According to US Centers for Disease Control and Prevention, a genetic mutation does not mean you will get cancer, and preventive measures can reduce your risk of cancer.

These involve getting tested early and making better lifestyle choices, including quitting smoking, not drinking alcohol, exercising routinely and maintaining a healthy weight.

Know your family medical history

It is important to collect your family’s medical history and share this information with your doctor to prevent your risk of cancer.

The CDC say people with Lynch Syndrome, a common cause of hereditary cancer, are susceptible to colorectal cancer and other cancers including cancer of the uterus, stomach, liver and brain.

According to the CDC, several inherited diseases can increase your risk of cancer, the most common being breast and ovarian cancer.

Over 250,000 women in the United States are diagnosed with breast cancer and over 20,000 are diagnosed with ovarian cancer. While most of these cancers occur by chance, some are hereditary.

The CDC said in 2018, more than 1.7 million people have been diagnosed with cancer. However, without more cancer prevention efforts, that number is expected to rise to more than 2.2 million by 2050, with the largest percentage increase in adults aged 75 or older.
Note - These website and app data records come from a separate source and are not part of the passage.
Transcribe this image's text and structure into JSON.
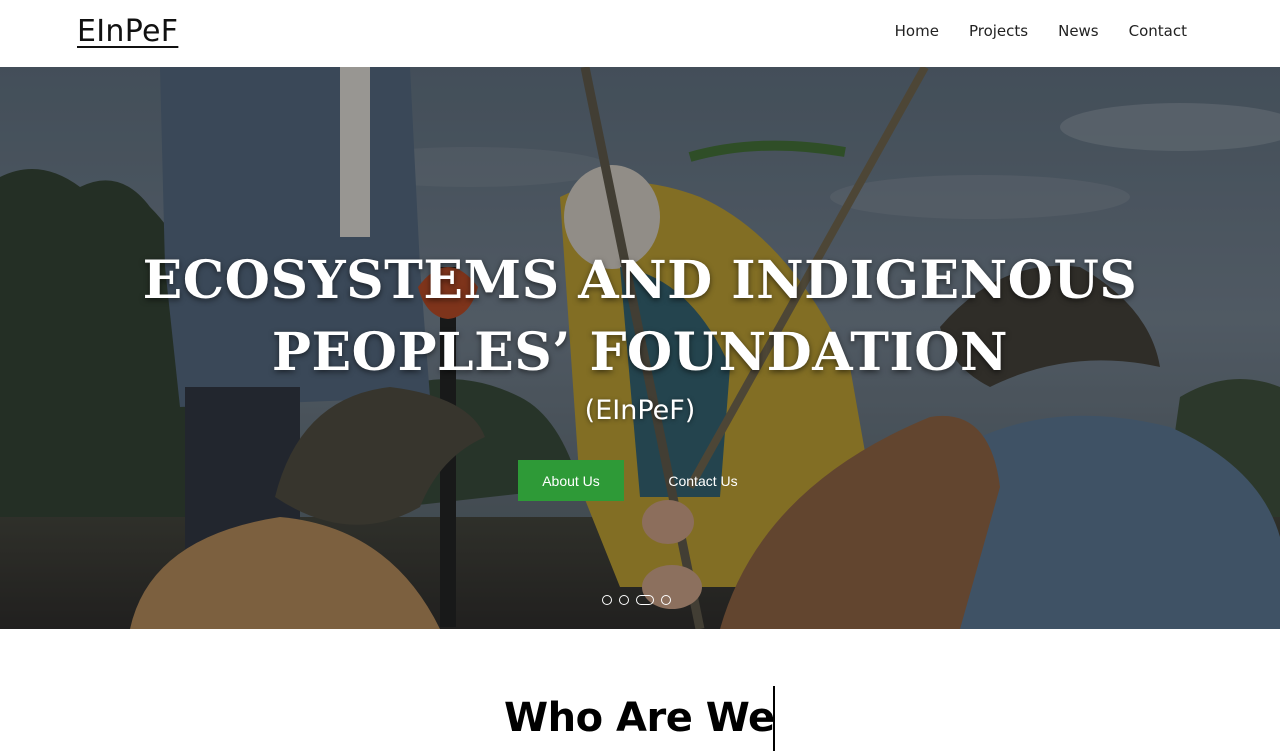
{
  "header": {
    "logo": "EInPeF",
    "nav": [
      "Home",
      "Projects",
      "News",
      "Contact"
    ]
  },
  "hero": {
    "title_line1": "ECOSYSTEMS AND INDIGENOUS",
    "title_line2": "PEOPLES’ FOUNDATION",
    "subtitle": "(EInPeF)",
    "primary_button": "About Us",
    "secondary_button": "Contact Us",
    "carousel": {
      "slides": 4,
      "active_index": 2
    }
  },
  "section": {
    "title": "Who Are We"
  },
  "colors": {
    "accent_green": "#2e9a37",
    "hero_overlay": "#3b4650"
  }
}
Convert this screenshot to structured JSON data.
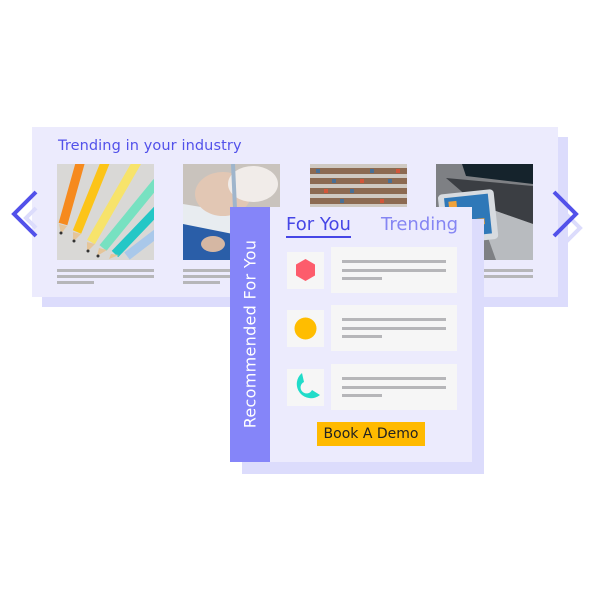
{
  "carousel": {
    "title": "Trending in your industry",
    "prev_icon": "chevron-left-icon",
    "next_icon": "chevron-right-icon",
    "accent_color": "#5251ea",
    "items": [
      {
        "image": "colored-pencils-photo"
      },
      {
        "image": "hand-writing-notebook-photo"
      },
      {
        "image": "library-bookshelves-photo"
      },
      {
        "image": "laptop-tablet-photo"
      }
    ]
  },
  "recommendations": {
    "side_label": "Recommended For You",
    "side_color": "#8585f9",
    "tabs": [
      {
        "label": "For You",
        "active": true
      },
      {
        "label": "Trending",
        "active": false
      }
    ],
    "items": [
      {
        "icon": "hexagon-icon",
        "color": "#fd5c6c"
      },
      {
        "icon": "circle-icon",
        "color": "#ffbd00"
      },
      {
        "icon": "pie-segment-icon",
        "color": "#20dcc9"
      }
    ],
    "cta_label": "Book A Demo",
    "cta_color": "#ffba00"
  }
}
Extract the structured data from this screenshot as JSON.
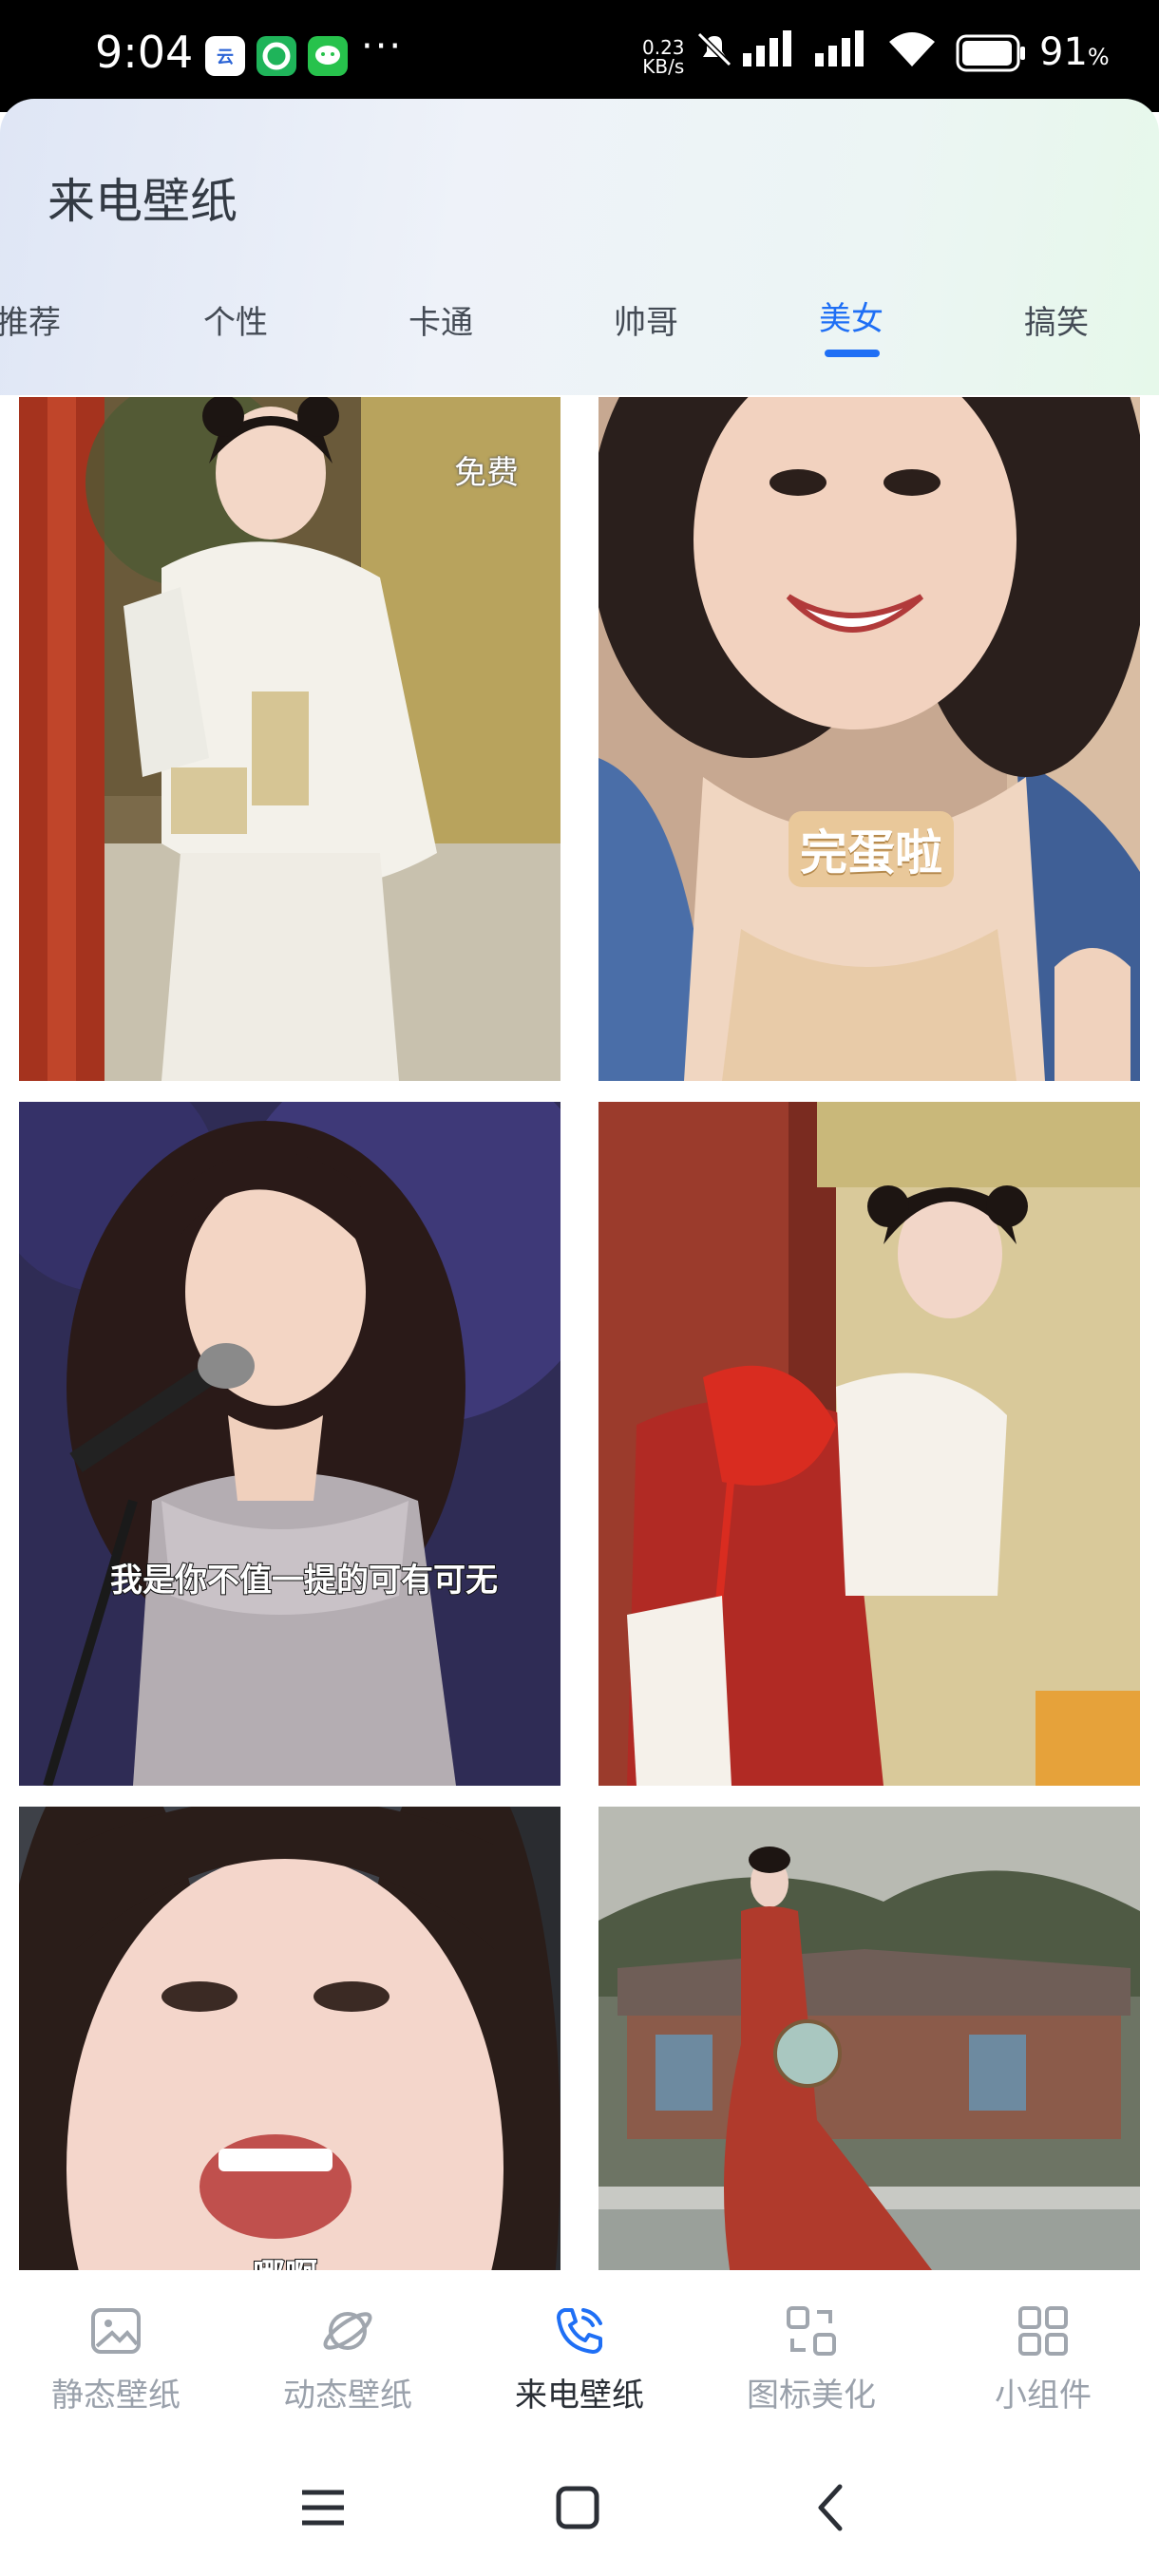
{
  "status_bar": {
    "time": "9:04",
    "more": "···",
    "net_speed_value": "0.23",
    "net_speed_unit": "KB/s",
    "battery_level": "91",
    "battery_unit": "%",
    "icons": [
      "cloud-app-icon",
      "sync-app-icon",
      "wechat-icon",
      "mute-icon",
      "signal-icon",
      "signal-icon",
      "wifi-icon",
      "battery-icon"
    ]
  },
  "header": {
    "title": "来电壁纸"
  },
  "tabs": [
    {
      "label": "推荐",
      "active": false
    },
    {
      "label": "个性",
      "active": false
    },
    {
      "label": "卡通",
      "active": false
    },
    {
      "label": "帅哥",
      "active": false
    },
    {
      "label": "美女",
      "active": true
    },
    {
      "label": "搞笑",
      "active": false
    }
  ],
  "cards": [
    {
      "badge": "免费"
    },
    {
      "sticker": "完蛋啦"
    },
    {
      "caption": "我是你不值一提的可有可无"
    },
    {},
    {
      "caption": "哪啊"
    },
    {}
  ],
  "bottom_nav": [
    {
      "label": "静态壁纸",
      "icon": "image-icon",
      "active": false
    },
    {
      "label": "动态壁纸",
      "icon": "planet-icon",
      "active": false
    },
    {
      "label": "来电壁纸",
      "icon": "phone-call-icon",
      "active": true
    },
    {
      "label": "图标美化",
      "icon": "swap-icon",
      "active": false
    },
    {
      "label": "小组件",
      "icon": "widgets-icon",
      "active": false
    }
  ],
  "colors": {
    "accent": "#1f6ff5",
    "inactive_label": "#9aa1ab"
  }
}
FOX 5 New York contributed to this story. This story was reported from Washington, DC